Goldbugs are scared to death and rightly so.
The “currency of last resort” that was supposed to be a bastion of safety has been falling in value right alongside global stocks (NYSEArca: AWCI) and the euro (NYSEArca: FXE).
Even commodities permabull Jim Rogers admitted to the Business Insider that gold could fall 40-50% if India (NYSEArca: INDY) ceased gold imports or if Europeans (NYSEArca: IEV) began liquidating their holdings. What’s going on with gold?
Gold’s Rocky Road
The early warning signs behind gold’s fall beneath key trading levels has been months in the making. The ETF Profit Strategy Newsletter via its weekly picks warned its readers on 4-4-12 about gold’s inconsistent performance:
“Could 2012 turn out to be the first time in 11 long years that gold has a loss? We know it's a sacrilegious thing to say, especially to demi-gods like James Grant or Jim Rogers, but the way precious metals are acting lately it makes you wonder.” (That research note was posted for our readers when gold was still in positive territory.)
Over the past three months, gold (NYSEArca: IAU) has lost almost 10% in value and now has a negative year-to-date return. Silver (NYSEArca: SLV) has lost around 15% since the beginning of the year.
The ETFS Physical Precious Metals Basket Shares (NYSEArca: GLTR), which is a broader measure of the precious metals group and includes gold, silver, platinum, along with palladium in one package, is down over 12% over the past three months.
The Past is not (necessarily) the Future
Over the past decade or so, gold performed well despite the 9/11 attack, the bursting of the dotcom and housing bubbles, and the 2008-09 financial crisis. But past performance, as investors keep forgetting, is not prologue for the future.
It’s been a long time since gold has had a major correction and those corrections have tended to be infrequent. From 1999 to 2011, gold experienced three declines greater than 20%, but snapped back each time. But this time around might be different.
Huge budget deficits, bankrupt governments, and political instability aren’t necessarily a slam dunk for gold investors, as 2012 is already proving.

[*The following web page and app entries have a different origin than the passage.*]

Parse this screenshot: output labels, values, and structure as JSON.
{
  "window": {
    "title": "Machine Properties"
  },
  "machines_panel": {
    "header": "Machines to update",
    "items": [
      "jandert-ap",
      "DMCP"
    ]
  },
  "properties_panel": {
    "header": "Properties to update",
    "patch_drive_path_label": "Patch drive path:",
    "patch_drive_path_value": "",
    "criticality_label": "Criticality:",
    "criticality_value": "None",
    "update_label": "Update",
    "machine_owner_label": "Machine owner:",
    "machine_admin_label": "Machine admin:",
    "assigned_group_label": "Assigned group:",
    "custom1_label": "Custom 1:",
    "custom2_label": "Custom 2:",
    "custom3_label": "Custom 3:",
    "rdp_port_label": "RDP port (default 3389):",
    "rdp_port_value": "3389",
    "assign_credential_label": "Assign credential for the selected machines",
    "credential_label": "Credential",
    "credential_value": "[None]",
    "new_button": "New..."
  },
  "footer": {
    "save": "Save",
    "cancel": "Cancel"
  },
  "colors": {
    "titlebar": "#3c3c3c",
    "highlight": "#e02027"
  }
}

Interestingly, the Dollar Index (EURUSD=X) – also known as the Grande Fiat of Fiats - rose for its 12th consecutive day, which is its longest winning streak since 1973.
There are two worrisome factors for gold right now, let’s talk about the first: Gold’s immediate performance versus other assets has not been defensive.
The ETF Profit Strategy Newsletter via its Weekly ETF Picks identified this trend on 4-18-12: “Gold has hardly behaved as the "perfect hedge" that goldbugs call it. Not only is gold underperforming stocks year-to-date, but instead of increasing in value on trading days when stocks are down, it's tended to drift lower.”
There are many examples of these correlations, but we highlighted just one: “During the 4-4-12 market selloff, the Nasdaq-100 (NasdaqGM: QQQ) and S&P 500 (NYSEArca: SPY) moved lower by 1.46% and 1.02% respectively. Instead of being a haven of safety, instead of zagging when stocks are zigging - the SPDR Gold Shares (NYSEArca: GLD) had the audacity to fall 1.68% while the iShares Silver Trust (NYSEArca: SLV) moxied up a 4.19% loss.”
Here’s another ominous sign for gold: It has now sliced through key levels outlined in our Weekly ETF Picks without any sort of major fight. As a result, we’re already focused on new support levels to see how gold reacts.
The Right Strategy and the Wrong One
It’s easy to be critical of investors that buy stocks (NYSEArca: DIA) and bonds (NYSEArca: AGG), because these assets aren’t tangible, as the goldbug will gladly explain. But interestingly, many goldbugs are infected with the same self-destructive behavior that plagues the rest; they have no exit strategy. No doubt, the vast majority of goldbugs will be riding their gold straight to the bottom, screaming that every new low is a buying opportunity. What kind of strategy is that?
The ETF Profit Strategy Newsletter uses the right gold strategy by clearly identifying support/resistance indicators along with strict trading discipline. No major selloff or bear market happens without taking out key support levels.